debut was overrated if he had not gotten his bike on the track and then worked himself back up to 8th. So Austin Forkner is still a rider to keep some eyes on heading into San Diego next week.
Premier Class (450’s)
The deep rumble, the big boy jumps and the pinnacle of the sport are the characteristics of the Premier class in Monster Energy Supercross. The incredible thing of the Premier class is how anyone can win a main event, from “The Diesel” Ryan Dungey, to the German rocket Ken Roczen to the Colorado Native Eli Tomac, and many more, the opportunity to crack a whip off that finish line table and throw up a fist is anyone’s to grab at the end of the day, even though Anaheim’s results provided otherwise. The first heat was pretty predictable with Monster Energy/Kawasaki rider Eli Tomac marching to the front and holding it. Three seconds behind him Blake Bagget on his new Rocky Mountain ATV/MC/KTM looked comfortable as he finished in second. Then veteran Chad Reed showed up once again to round out the top three, so retirement does not appear near for the Monster Energy/Yamaha rider. This first heat also provided the people with a glimpse at Dean Wilson and his new privateer ride. Deano, based out of his father’s sprinter, snagged an 8th place in the heat, but was able to sneak his way into the main with a 4th Place in the Semi. Probably warranting a ride, but it’s the silly season of ‘seventeen.
The second 450 heat of the first round had a tremendous amount of consequences circling it. Not only did it have Ken Roczen on his new critically-acclaimed Honda, but it had his rival and 3-time Supercross champion Ryan Dungey. Then to throw an even more exciting mix together, the freaky fast Frenchman Marvin Musquin was tossed in the heat ready to prove his speed and skill that was showcased last year has improved even more.

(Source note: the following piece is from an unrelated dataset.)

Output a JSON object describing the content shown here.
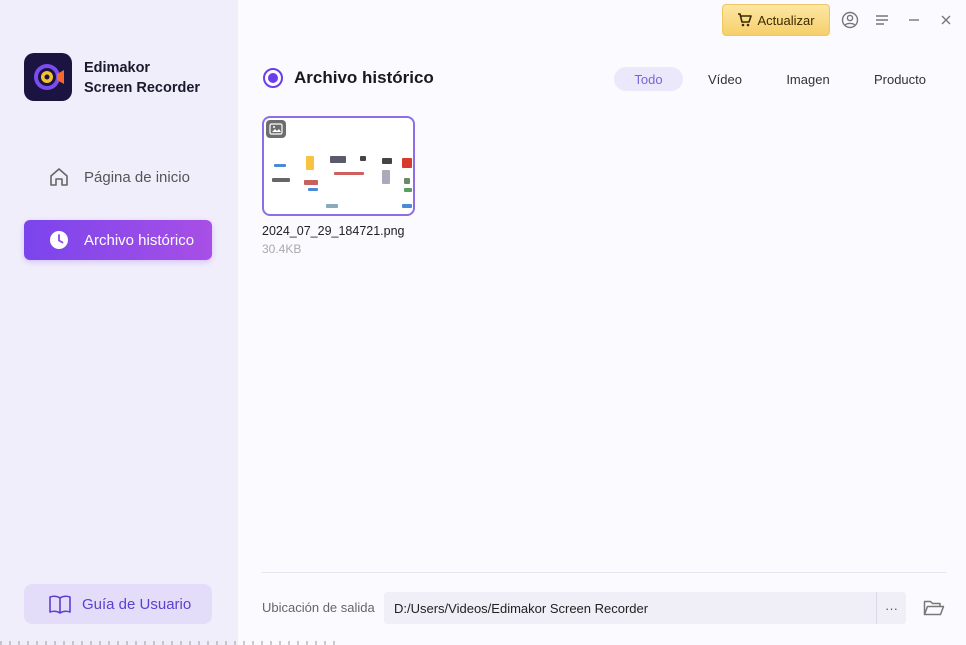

To no one’s surprise, Ken Roczen shot out of the gate to first place and stayed there for the entirety of the heat. What was surprising though, was the severity of his dominance over second place Factory KTM rider Ryan Dungey and teammate Marvin Musquin as they finished the podium in that order.
After the Semi’s and LCQ, the main event arrived and everyone moved to the edge of their couches and the gate dropped and the battle for the first points of the season began. Ken Roczen cashed the check that his off season has written and then some. His confidence and swagger were abundant as he pulled the holeshot and left the next fastest rider 16 seconds behind him. To no surprise, Ryan Dungey put in an effortless ride for second as he is the podium master. His teammate, Marvin Musquin, battled back from a poor start to third creating an orange deja vu from last Supercross season. Jason Anderson on his Rockstar/ Husqvarna kept the rubber down to enjoy a fourth place followed by Eli Tomac who suffered arm pump midway through the race forcing him to drop from 2nd to 5th. Which is quite ironic because the “Supercross Science” segment was him and his mountain biking legend father talking about arm pump.
While Anaheim was a night marked by dominance, it is the first round of the seies and like so many riders mentioned in the post-race interview, everyone learned a lot from the night. So the only thing that is a shoe-in for this championship is anything is possible. After all, there’s 16 more round left, many stadiums to travel to, many gates to be dropped, and many moments of racing spectacles to be witnessed. Supercross stands out from the rest of the athletic field because of the volatile and dynamic nature of the sport. Even the best racer can be taken by the simplest track, so expect anything. From everyone at Elevated MX, see you at San Diego.